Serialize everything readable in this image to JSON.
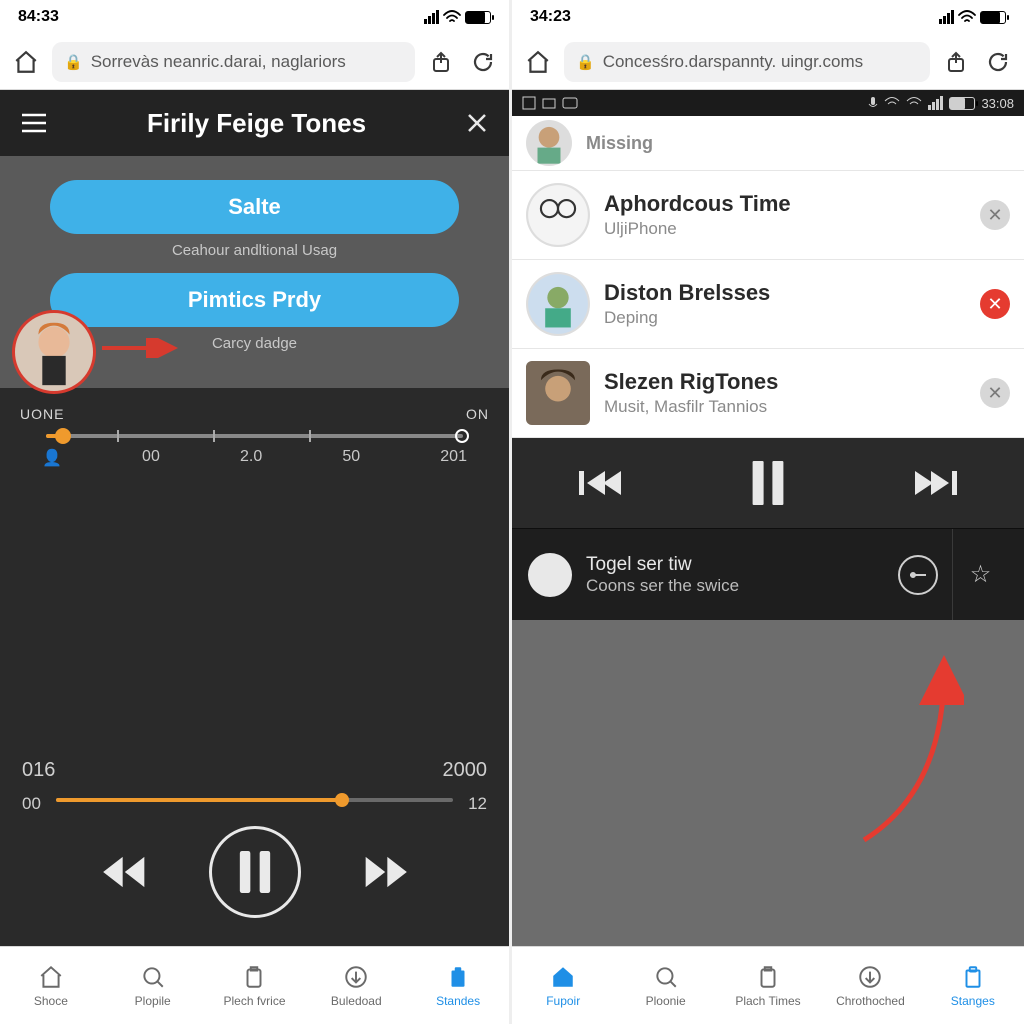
{
  "left": {
    "status_time": "84:33",
    "url": "Sorrevàs neanric.darai, naglariors",
    "header_title": "Firily Feige Tones",
    "button_primary": "Salte",
    "subtext1": "Ceahour andltional Usag",
    "button_secondary": "Pimtics Prdy",
    "subtext2": "Carcy dadge",
    "slider_left_label": "UONE",
    "slider_right_label": "ON",
    "ticks": {
      "a": "00",
      "b": "2.0",
      "c": "50",
      "d": "201"
    },
    "time_start": "016",
    "time_end": "2000",
    "progress_left": "00",
    "progress_right": "12",
    "tabs": [
      {
        "label": "Shoce"
      },
      {
        "label": "Plopile"
      },
      {
        "label": "Plech fvrice"
      },
      {
        "label": "Buledoad"
      },
      {
        "label": "Standes"
      }
    ]
  },
  "right": {
    "status_time": "34:23",
    "url": "Concesśro.darspannty. uingr.coms",
    "android_time": "33:08",
    "rows": [
      {
        "title": "Missing",
        "sub": ""
      },
      {
        "title": "Aphordcous Time",
        "sub": "UljiPhone"
      },
      {
        "title": "Diston Brelsses",
        "sub": "Deping"
      },
      {
        "title": "Slezen RigTones",
        "sub": "Musit, Masfilr Tannios"
      }
    ],
    "nowplaying_a": "Togel ser tiw",
    "nowplaying_b": "Coons ser the swice",
    "tabs": [
      {
        "label": "Fupoir"
      },
      {
        "label": "Ploonie"
      },
      {
        "label": "Plach Times"
      },
      {
        "label": "Chrothoched"
      },
      {
        "label": "Stanges"
      }
    ]
  },
  "colors": {
    "accent_blue": "#3fb1e8",
    "accent_orange": "#ef9a2d",
    "dark": "#2a2a2a"
  }
}
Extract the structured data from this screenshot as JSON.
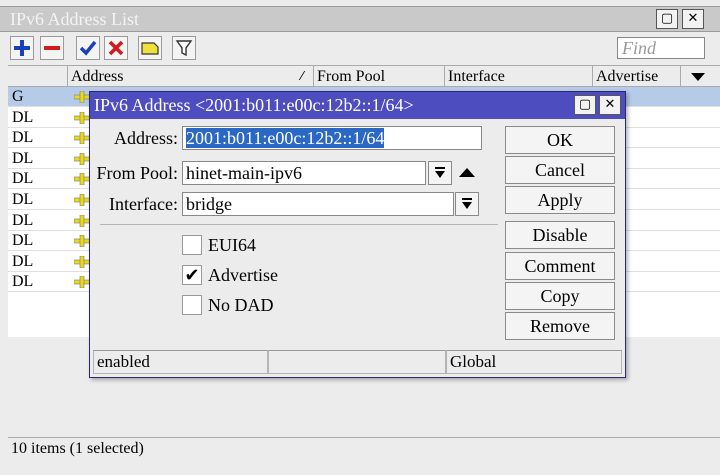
{
  "window": {
    "title": "IPv6 Address List",
    "min_glyph": "▢",
    "close_glyph": "✕"
  },
  "toolbar": {
    "find_placeholder": "Find"
  },
  "table": {
    "columns": [
      "Address",
      "From Pool",
      "Interface",
      "Advertise"
    ],
    "rows": [
      {
        "flag": "G"
      },
      {
        "flag": "DL"
      },
      {
        "flag": "DL"
      },
      {
        "flag": "DL"
      },
      {
        "flag": "DL"
      },
      {
        "flag": "DL"
      },
      {
        "flag": "DL"
      },
      {
        "flag": "DL"
      },
      {
        "flag": "DL"
      },
      {
        "flag": "DL"
      }
    ]
  },
  "status": "10 items (1 selected)",
  "dialog": {
    "title": "IPv6 Address <2001:b011:e00c:12b2::1/64>",
    "fields": {
      "address_label": "Address:",
      "address_value": "2001:b011:e00c:12b2::1/64",
      "from_pool_label": "From Pool:",
      "from_pool_value": "hinet-main-ipv6",
      "interface_label": "Interface:",
      "interface_value": "bridge"
    },
    "checkboxes": {
      "eui64_label": "EUI64",
      "eui64_checked": false,
      "advertise_label": "Advertise",
      "advertise_checked": true,
      "nodad_label": "No DAD",
      "nodad_checked": false
    },
    "buttons": {
      "ok": "OK",
      "cancel": "Cancel",
      "apply": "Apply",
      "disable": "Disable",
      "comment": "Comment",
      "copy": "Copy",
      "remove": "Remove"
    },
    "status": {
      "state": "enabled",
      "middle": "",
      "scope": "Global"
    }
  },
  "colors": {
    "dialog_title_bg": "#4d4dbf",
    "selection_bg": "#2a68c4",
    "selected_row_bg": "#b6cbe8",
    "add_icon": "#1a3fbf",
    "remove_icon": "#d11a1a",
    "check_icon": "#1a3fbf",
    "cross_icon": "#d11a1a"
  }
}
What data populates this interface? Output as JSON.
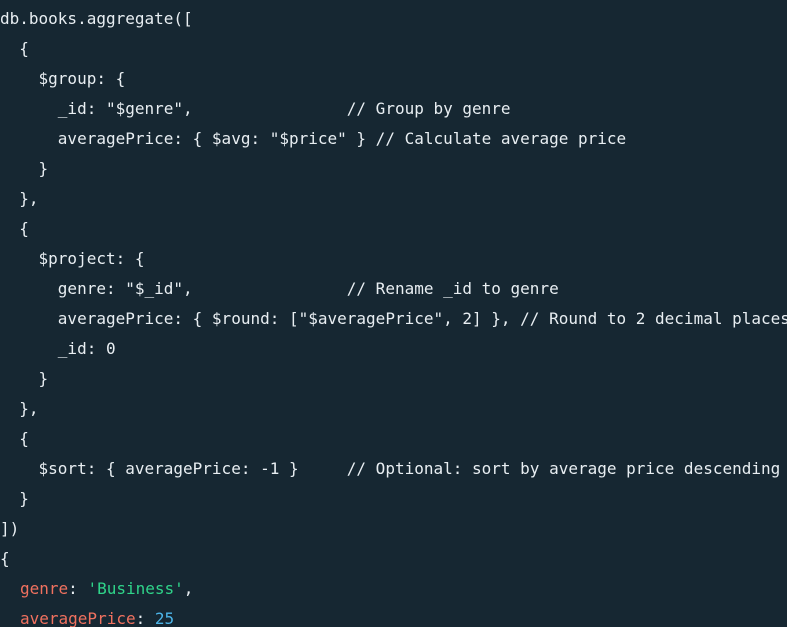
{
  "colors": {
    "background": "#162732",
    "text": "#e8eef2",
    "output_key": "#f0715f",
    "output_string": "#2fd48a",
    "output_number": "#4cb4e8"
  },
  "query_lines": [
    "db.books.aggregate([",
    "  {",
    "    $group: {",
    "      _id: \"$genre\",                // Group by genre",
    "      averagePrice: { $avg: \"$price\" } // Calculate average price",
    "    }",
    "  },",
    "  {",
    "    $project: {",
    "      genre: \"$_id\",                // Rename _id to genre",
    "      averagePrice: { $round: [\"$averagePrice\", 2] }, // Round to 2 decimal places",
    "      _id: 0",
    "    }",
    "  },",
    "  {",
    "    $sort: { averagePrice: -1 }     // Optional: sort by average price descending",
    "  }",
    "])"
  ],
  "result": {
    "open_brace": "{",
    "genre_key": "genre",
    "genre_value": "'Business'",
    "average_price_key": "averagePrice",
    "average_price_value": "25",
    "colon": ": ",
    "comma": ","
  }
}
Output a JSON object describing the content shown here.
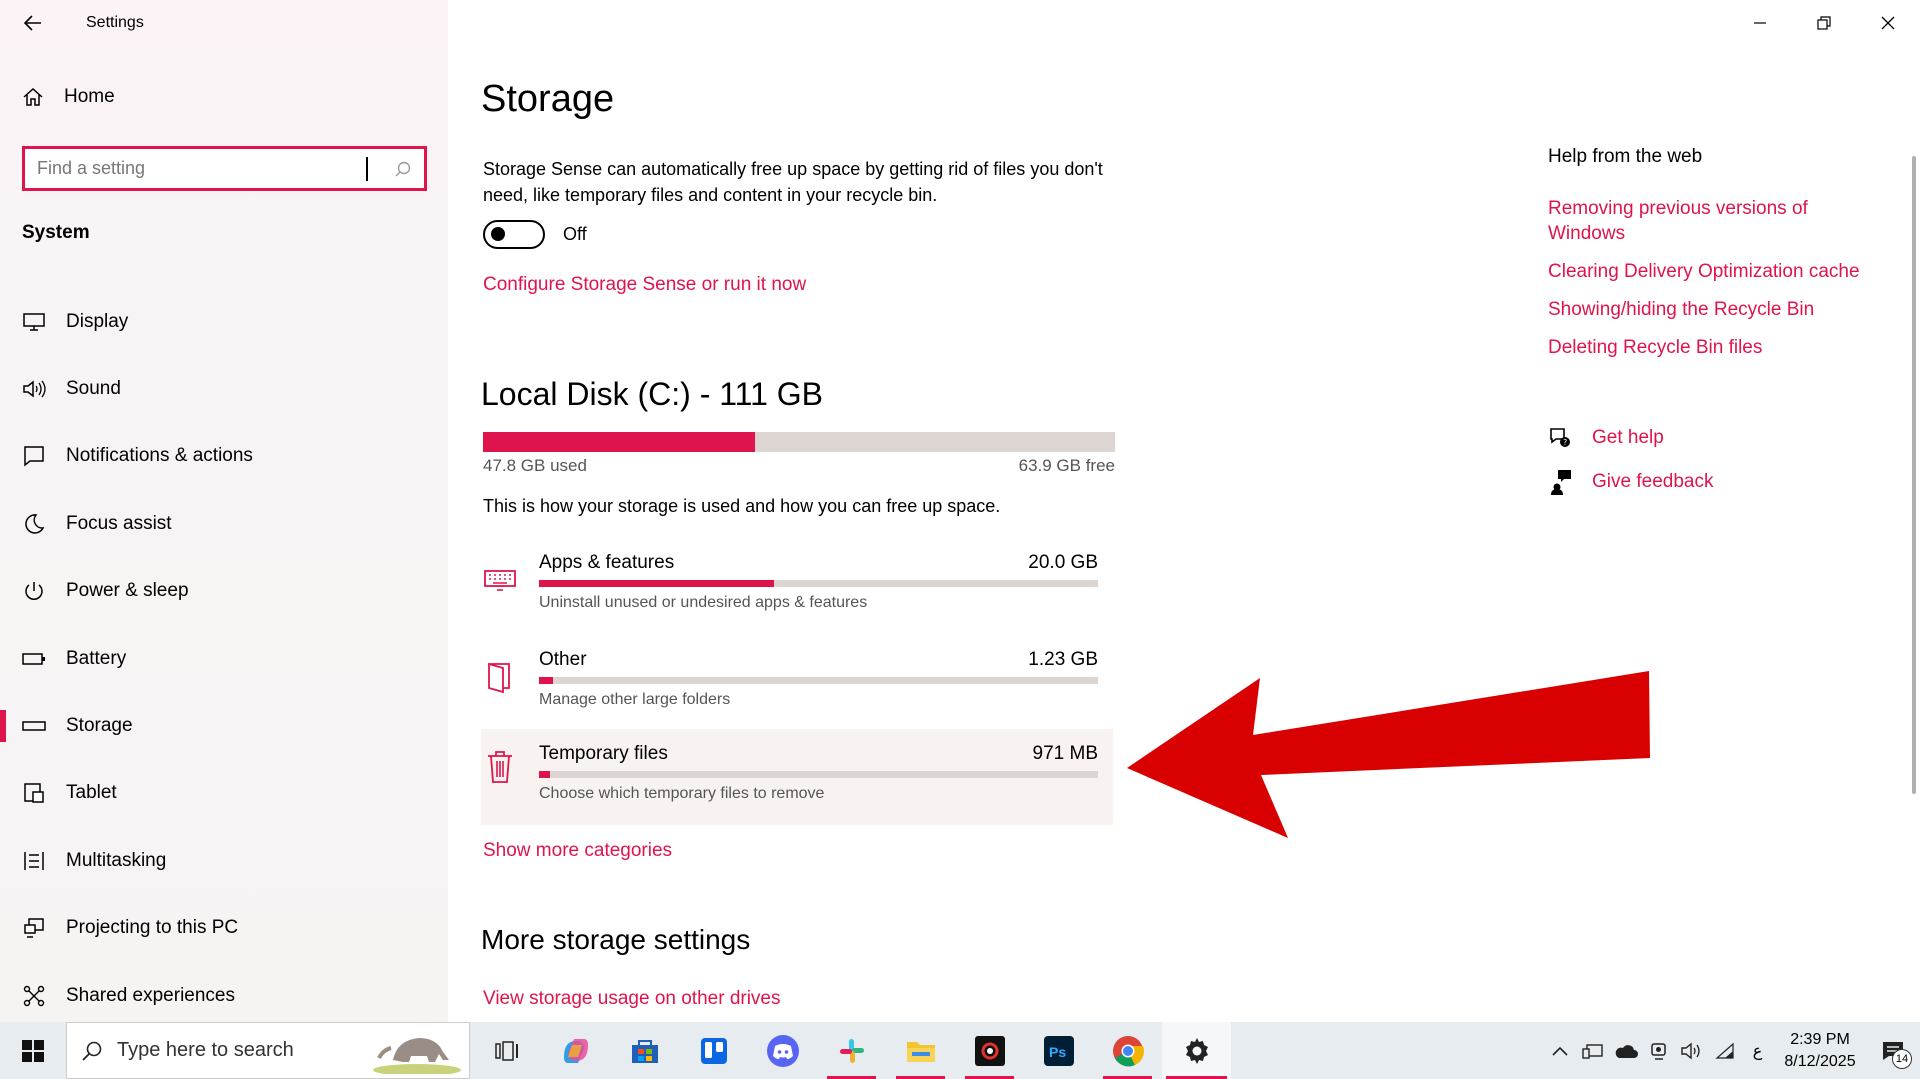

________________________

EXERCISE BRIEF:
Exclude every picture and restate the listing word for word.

RESULT BELOW:
Serialize everything readable in this image to JSON.
{
  "left": {
    "status_time": "84:33",
    "url": "Sorrevàs neanric.darai, naglariors",
    "header_title": "Firily Feige Tones",
    "button_primary": "Salte",
    "subtext1": "Ceahour andltional Usag",
    "button_secondary": "Pimtics Prdy",
    "subtext2": "Carcy dadge",
    "slider_left_label": "UONE",
    "slider_right_label": "ON",
    "ticks": {
      "a": "00",
      "b": "2.0",
      "c": "50",
      "d": "201"
    },
    "time_start": "016",
    "time_end": "2000",
    "progress_left": "00",
    "progress_right": "12",
    "tabs": [
      {
        "label": "Shoce"
      },
      {
        "label": "Plopile"
      },
      {
        "label": "Plech fvrice"
      },
      {
        "label": "Buledoad"
      },
      {
        "label": "Standes"
      }
    ]
  },
  "right": {
    "status_time": "34:23",
    "url": "Concesśro.darspannty. uingr.coms",
    "android_time": "33:08",
    "rows": [
      {
        "title": "Missing",
        "sub": ""
      },
      {
        "title": "Aphordcous Time",
        "sub": "UljiPhone"
      },
      {
        "title": "Diston Brelsses",
        "sub": "Deping"
      },
      {
        "title": "Slezen RigTones",
        "sub": "Musit, Masfilr Tannios"
      }
    ],
    "nowplaying_a": "Togel ser tiw",
    "nowplaying_b": "Coons ser the swice",
    "tabs": [
      {
        "label": "Fupoir"
      },
      {
        "label": "Ploonie"
      },
      {
        "label": "Plach Times"
      },
      {
        "label": "Chrothoched"
      },
      {
        "label": "Stanges"
      }
    ]
  },
  "colors": {
    "accent_blue": "#3fb1e8",
    "accent_orange": "#ef9a2d",
    "dark": "#2a2a2a"
  }
}
Extract the structured data from this screenshot as JSON.
{
  "window": {
    "title": "IPv6 Address List",
    "min_glyph": "▢",
    "close_glyph": "✕"
  },
  "toolbar": {
    "find_placeholder": "Find"
  },
  "table": {
    "columns": [
      "Address",
      "From Pool",
      "Interface",
      "Advertise"
    ],
    "rows": [
      {
        "flag": "G"
      },
      {
        "flag": "DL"
      },
      {
        "flag": "DL"
      },
      {
        "flag": "DL"
      },
      {
        "flag": "DL"
      },
      {
        "flag": "DL"
      },
      {
        "flag": "DL"
      },
      {
        "flag": "DL"
      },
      {
        "flag": "DL"
      },
      {
        "flag": "DL"
      }
    ]
  },
  "status": "10 items (1 selected)",
  "dialog": {
    "title": "IPv6 Address <2001:b011:e00c:12b2::1/64>",
    "fields": {
      "address_label": "Address:",
      "address_value": "2001:b011:e00c:12b2::1/64",
      "from_pool_label": "From Pool:",
      "from_pool_value": "hinet-main-ipv6",
      "interface_label": "Interface:",
      "interface_value": "bridge"
    },
    "checkboxes": {
      "eui64_label": "EUI64",
      "eui64_checked": false,
      "advertise_label": "Advertise",
      "advertise_checked": true,
      "nodad_label": "No DAD",
      "nodad_checked": false
    },
    "buttons": {
      "ok": "OK",
      "cancel": "Cancel",
      "apply": "Apply",
      "disable": "Disable",
      "comment": "Comment",
      "copy": "Copy",
      "remove": "Remove"
    },
    "status": {
      "state": "enabled",
      "middle": "",
      "scope": "Global"
    }
  },
  "colors": {
    "dialog_title_bg": "#4d4dbf",
    "selection_bg": "#2a68c4",
    "selected_row_bg": "#b6cbe8",
    "add_icon": "#1a3fbf",
    "remove_icon": "#d11a1a",
    "check_icon": "#1a3fbf",
    "cross_icon": "#d11a1a"
  }
}
What data populates this interface? Output as JSON.
{
  "colors": {
    "background": "#162732",
    "text": "#e8eef2",
    "output_key": "#f0715f",
    "output_string": "#2fd48a",
    "output_number": "#4cb4e8"
  },
  "query_lines": [
    "db.books.aggregate([",
    "  {",
    "    $group: {",
    "      _id: \"$genre\",                // Group by genre",
    "      averagePrice: { $avg: \"$price\" } // Calculate average price",
    "    }",
    "  },",
    "  {",
    "    $project: {",
    "      genre: \"$_id\",                // Rename _id to genre",
    "      averagePrice: { $round: [\"$averagePrice\", 2] }, // Round to 2 decimal places",
    "      _id: 0",
    "    }",
    "  },",
    "  {",
    "    $sort: { averagePrice: -1 }     // Optional: sort by average price descending",
    "  }",
    "])"
  ],
  "result": {
    "open_brace": "{",
    "genre_key": "genre",
    "genre_value": "'Business'",
    "average_price_key": "averagePrice",
    "average_price_value": "25",
    "colon": ": ",
    "comma": ","
  }
}
Output a JSON object describing the content shown here.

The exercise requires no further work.